Chewed Gum, Boards, and a Licked Cupcakes

May 6, 2013 in abuse, LDS, rape by thedavidpearson

I’ve been fascinated with Elizabeth Smart since I first heard about her kidnapping. I’m roughly the same age as her, we share a common faith, and I have a really soft spot in my heart for women who have been kidnapped, raped, and despite all odds turn out alright.

Smart recently spoke at a John Hopkins forum on Human trafficking about her experience and why she didn’t run away when she had a chance. She said,

I thought, ‘Oh, my gosh, I’m that chewed up piece of gum, nobody re-chews a piece of gum, you throw it away.’ And that’s how easy it is to feel like you know longer have worth, you know longer have value,” Smart said. “Why would it even be worth screaming out? Why would it even make a difference if you are rescued?

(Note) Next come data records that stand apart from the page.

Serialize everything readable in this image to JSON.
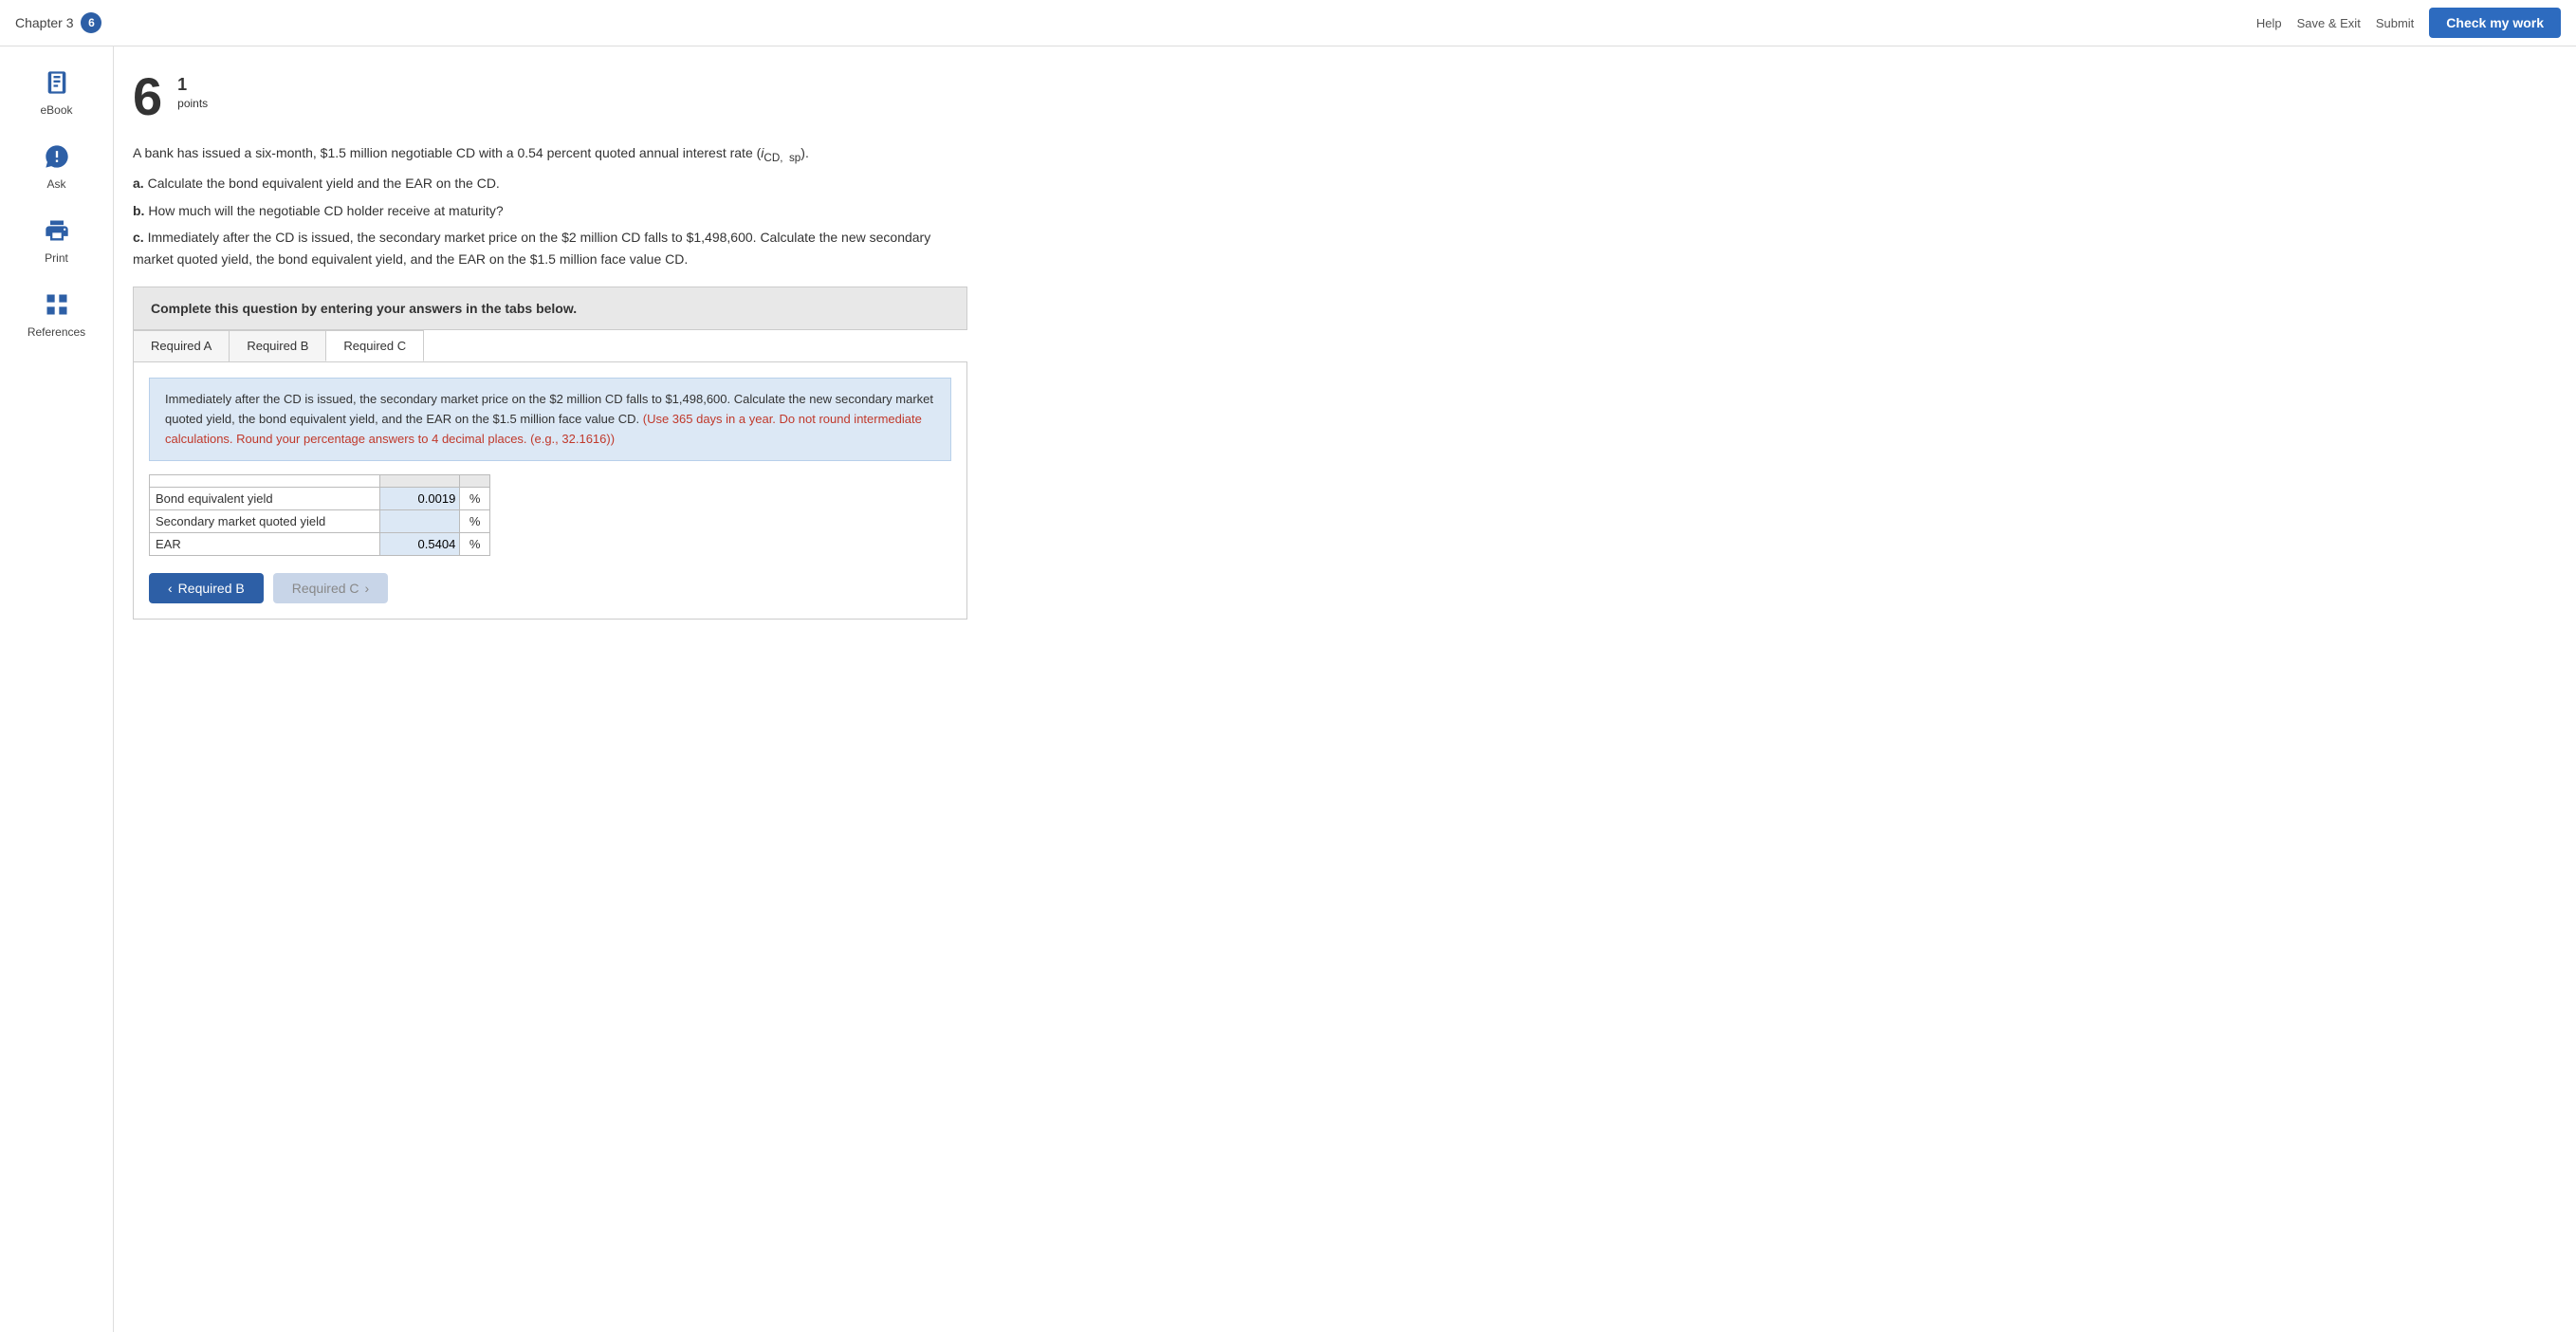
{
  "header": {
    "chapter_label": "Chapter 3",
    "chapter_badge": "6",
    "help_link": "Help",
    "save_link": "Save & Exit",
    "submit_link": "Submit",
    "check_button": "Check my work"
  },
  "sidebar": {
    "items": [
      {
        "id": "ebook",
        "label": "eBook",
        "icon": "book"
      },
      {
        "id": "ask",
        "label": "Ask",
        "icon": "chat"
      },
      {
        "id": "print",
        "label": "Print",
        "icon": "print"
      },
      {
        "id": "references",
        "label": "References",
        "icon": "grid"
      }
    ]
  },
  "question": {
    "number": "6",
    "points_value": "1",
    "points_label": "points",
    "body_text": "A bank has issued a six-month, $1.5 million negotiable CD with a 0.54 percent quoted annual interest rate (i",
    "subscript": "CD,  sp",
    "body_end": ").",
    "parts": [
      "a. Calculate the bond equivalent yield and the EAR on the CD.",
      "b. How much will the negotiable CD holder receive at maturity?",
      "c. Immediately after the CD is issued, the secondary market price on the $2 million CD falls to $1,498,600. Calculate the new secondary market quoted yield, the bond equivalent yield, and the EAR on the $1.5 million face value CD."
    ]
  },
  "instruction_box": {
    "text": "Complete this question by entering your answers in the tabs below."
  },
  "tabs": [
    {
      "id": "required-a",
      "label": "Required A"
    },
    {
      "id": "required-b",
      "label": "Required B"
    },
    {
      "id": "required-c",
      "label": "Required C",
      "active": true
    }
  ],
  "tab_c": {
    "description_main": "Immediately after the CD is issued, the secondary market price on the $2 million CD falls to $1,498,600. Calculate the new secondary market quoted yield, the bond equivalent yield, and the EAR on the $1.5 million face value CD.",
    "description_note": "(Use 365 days in a year. Do not round intermediate calculations. Round your percentage answers to 4 decimal places. (e.g., 32.1616))",
    "table": {
      "rows": [
        {
          "label": "Bond equivalent yield",
          "value": "0.0019",
          "unit": "%"
        },
        {
          "label": "Secondary market quoted yield",
          "value": "",
          "unit": "%"
        },
        {
          "label": "EAR",
          "value": "0.5404",
          "unit": "%"
        }
      ]
    }
  },
  "nav_buttons": {
    "back_label": "Required B",
    "next_label": "Required C"
  }
}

I’ve heard all sorts of objects lessons about purity and virtue. I’ve heard the chewed gum analogy relating men and women to pieces of gum and if they have sex before they’re married then they turn into a piece of chewed gum, who wants to have a piece of chewed gum?

Or the board analogy, if you “lose your virtue” you are like a board with nails in it. When you repent those nails are taken out again, but the scars still remain.

Or, perhaps the grossest one, the cupcake. Again, a person has premarital sex is related to a cupcake that has all of the frosting licked off. Nobody wants a cupcake that has been licked by someone else.

I struggle to even know where to begin with these analogies. First of all, I’ve only been taught one of these directly. It also only happened once. I don’t remember getting the purity lesson often in my young men’s classes. I’m sure we got it, but when it was taught there were no such analogies. I heard about all of these from women, most of them had heard every single one of these analogies more than once. They have purity and virtue beaten into them on a frequent basis.

The main problem with these analogies is that sexual purity is not something that is taken away. It is not forcibly taken. Someone does not pound a nail or lick a cupcake or chew the gum. It is something shared. It is something voluntarily given.

Elizabeth Smart was still sexually pure. She was raped and did nothing wrong. This rhetoric has become lost in the church. We are afraid to talk about rape because it is scary or because maybe there are those that believe that if one is raped they lose their virtue. I’m not entirely sure.

The fact of the matter is that men and women who are raped, men and women who are molested, men and women who in any way are forced into any type of “sin” are still pure. They are still clean.

To say otherwise will ruin anyone who has been raped. It denies the agency that God has given us. It frustrates the fundamental core of the Atonement.

As a church we need to talk openly about sexual purity to both men and women. We need to emphasize that rape is horrible and that those who have been raped are not at fault.

This will encourage them to speak up and talk about their attack and seek help. Then, and only then, will real healing occur.